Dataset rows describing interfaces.
---*---

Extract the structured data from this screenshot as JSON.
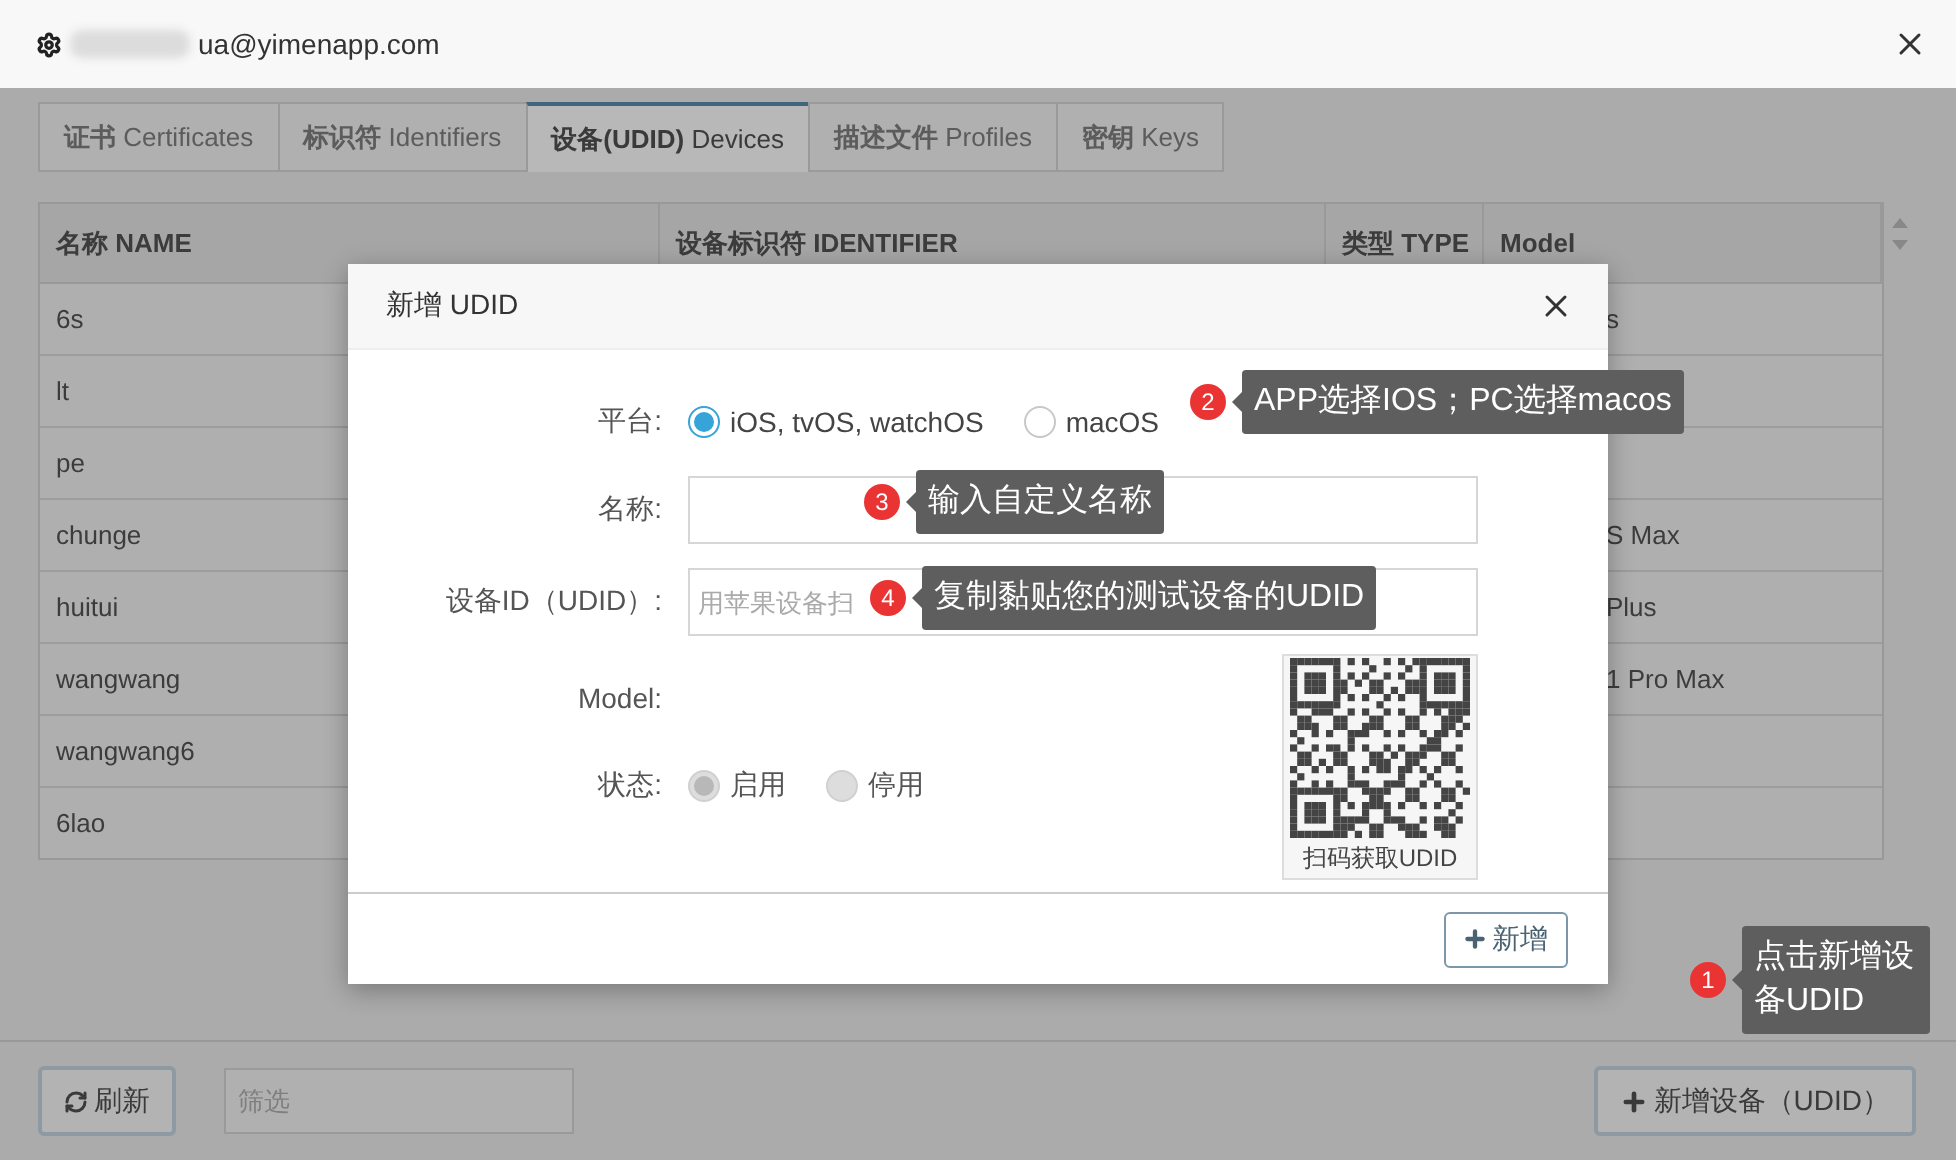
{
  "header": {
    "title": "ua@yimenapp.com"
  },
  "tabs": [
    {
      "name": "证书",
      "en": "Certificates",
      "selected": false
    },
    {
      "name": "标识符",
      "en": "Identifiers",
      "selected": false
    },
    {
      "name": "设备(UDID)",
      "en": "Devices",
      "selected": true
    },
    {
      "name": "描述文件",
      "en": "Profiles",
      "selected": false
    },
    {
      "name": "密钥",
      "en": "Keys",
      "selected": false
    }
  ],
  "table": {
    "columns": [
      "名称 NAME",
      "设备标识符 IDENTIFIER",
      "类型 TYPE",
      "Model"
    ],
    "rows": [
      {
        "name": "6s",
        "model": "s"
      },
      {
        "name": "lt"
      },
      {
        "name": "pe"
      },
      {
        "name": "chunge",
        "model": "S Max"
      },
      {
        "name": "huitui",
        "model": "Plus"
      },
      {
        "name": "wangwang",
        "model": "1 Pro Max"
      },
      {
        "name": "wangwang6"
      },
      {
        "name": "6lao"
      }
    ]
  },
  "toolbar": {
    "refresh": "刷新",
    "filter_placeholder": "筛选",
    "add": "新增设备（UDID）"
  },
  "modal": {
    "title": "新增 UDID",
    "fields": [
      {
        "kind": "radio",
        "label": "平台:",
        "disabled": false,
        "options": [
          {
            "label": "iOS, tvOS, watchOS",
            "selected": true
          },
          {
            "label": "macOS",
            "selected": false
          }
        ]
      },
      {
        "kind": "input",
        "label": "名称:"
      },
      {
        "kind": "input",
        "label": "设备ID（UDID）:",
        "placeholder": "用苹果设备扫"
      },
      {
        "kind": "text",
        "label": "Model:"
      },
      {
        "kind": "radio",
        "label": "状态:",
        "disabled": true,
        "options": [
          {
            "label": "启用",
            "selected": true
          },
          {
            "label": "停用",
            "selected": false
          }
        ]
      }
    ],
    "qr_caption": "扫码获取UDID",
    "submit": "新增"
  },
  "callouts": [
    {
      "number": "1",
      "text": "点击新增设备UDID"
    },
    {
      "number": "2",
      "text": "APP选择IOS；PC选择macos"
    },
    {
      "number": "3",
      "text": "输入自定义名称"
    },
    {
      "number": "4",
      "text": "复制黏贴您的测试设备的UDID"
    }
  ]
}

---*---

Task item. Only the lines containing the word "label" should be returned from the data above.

Answer space.
        "label": "平台:",
            "label": "iOS, tvOS, watchOS",
            "label": "macOS",
        "label": "名称:"
        "label": "设备ID（UDID）:",
        "label": "Model:"
        "label": "状态:",
            "label": "启用",
            "label": "停用",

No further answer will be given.